Welcome To Bandy Association of Indians

Bandy will instantly expand the winter sports universe inside and outside the present Winter Olympic Universe. For the Sports Programme to become constitutive it needs to capture those sports in the geographies and demographics that actually involve in winter sports in a meaningful way. This is in the Sub Arctic Climate Zone.

The majority of the current Olympic Disciplines do not have Universal reach. Rather Winter Olympic Disciplines are driven by regional or national heritage traditions in districts in the west. Real ongoing activity should according to the Olympic Charter (OC) capture the five continents (3rd and 6th Principles). In practical terms for winter sports, the OC 1973 edition said 25 nations on 3 continents. There were even dissimilar OC rules. New sports had to reach it. Those on the Programme got 8 years. Dissimilar rules do not align well in a competition. Most of them have yet not reached it. The problem is, only ice hockey and alpine skiing have reached the 45-year-old requirement. Some have reached 2 continents, but still, there are 5 Disciplines that remain on one continent. In many of the leading nations in the west, winter sport on snow is conducted in scarcely populated wintry regions, and not in the entire country. In winter sports the practical approach would be to embrace the missing wintry geographical dimensions of the world. This missing link is Eurasia, key regions in the Nordics and to unleash the huge ice hockey and ball-sports potential elsewhere.

Bandy will clearly strengthen the Games. Bandy has real ongoing activity on 3 continents. Bandy captures the world heritage of ball-sport. Bandy will as an important heritage sport fill out the missing link in Eurasia, major regions in the Nordics and unleash the ice hockey and ball-sports potential

Bandy History

Bandy is a team winter sport played on ice, in which skaters use sticks to direct a ball into the opposing team's goal. The sport is considered a form of hockey and has a common background with association football, ice hockey and field hockey. Like football, the game is normally played in halves of 45 minutes each, there are eleven players on each team, and the bandy field is about the same size as a football pitch. It is played on ice like ice hockey, but like field hockey, players use bowed sticks and a small ball.

A variant of bandy, rink bandy, is played to the same rules but on a field the size of an ice hockey rink, with ice hockey goal cages and with six players on each team, or five in USA Rink Bandy League. Traditional eleven-a-side bandy and rink bandy are recognized by the International Olympic Committee. More informal varieties also exist, like seven-a-side bandy with normally sized goal cages but without corner strokes. Those rules were applied at Davos Cup in 2016.

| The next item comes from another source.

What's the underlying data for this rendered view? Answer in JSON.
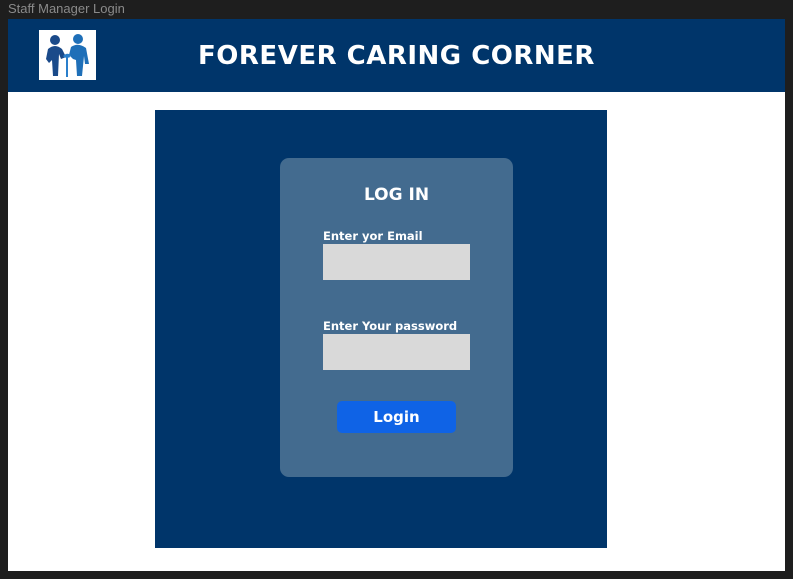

Rink bandy has in turn led to the creation of the sport rinkball. Bandy is also the predecessor of floorball, which was invented when people started playing with plastic bandy-shaped sticks and lightweight balls when running on the floors of indoor gym halls.

Based on the number of participating athletes, bandy is the world's second-most participated winter sport after ice hockey.

Bandy is also ranked as the number two winter sport in terms of tickets sold per day of competitions at the sport's world championship.

However, compared with the seven Winter Olympic sports, bandy's popularity among other winter sports across the globe is considered by the International Olympic Committee to have a, "gap between popularity and participation and global audiences", which is a roadblock to future Olympic inclusion.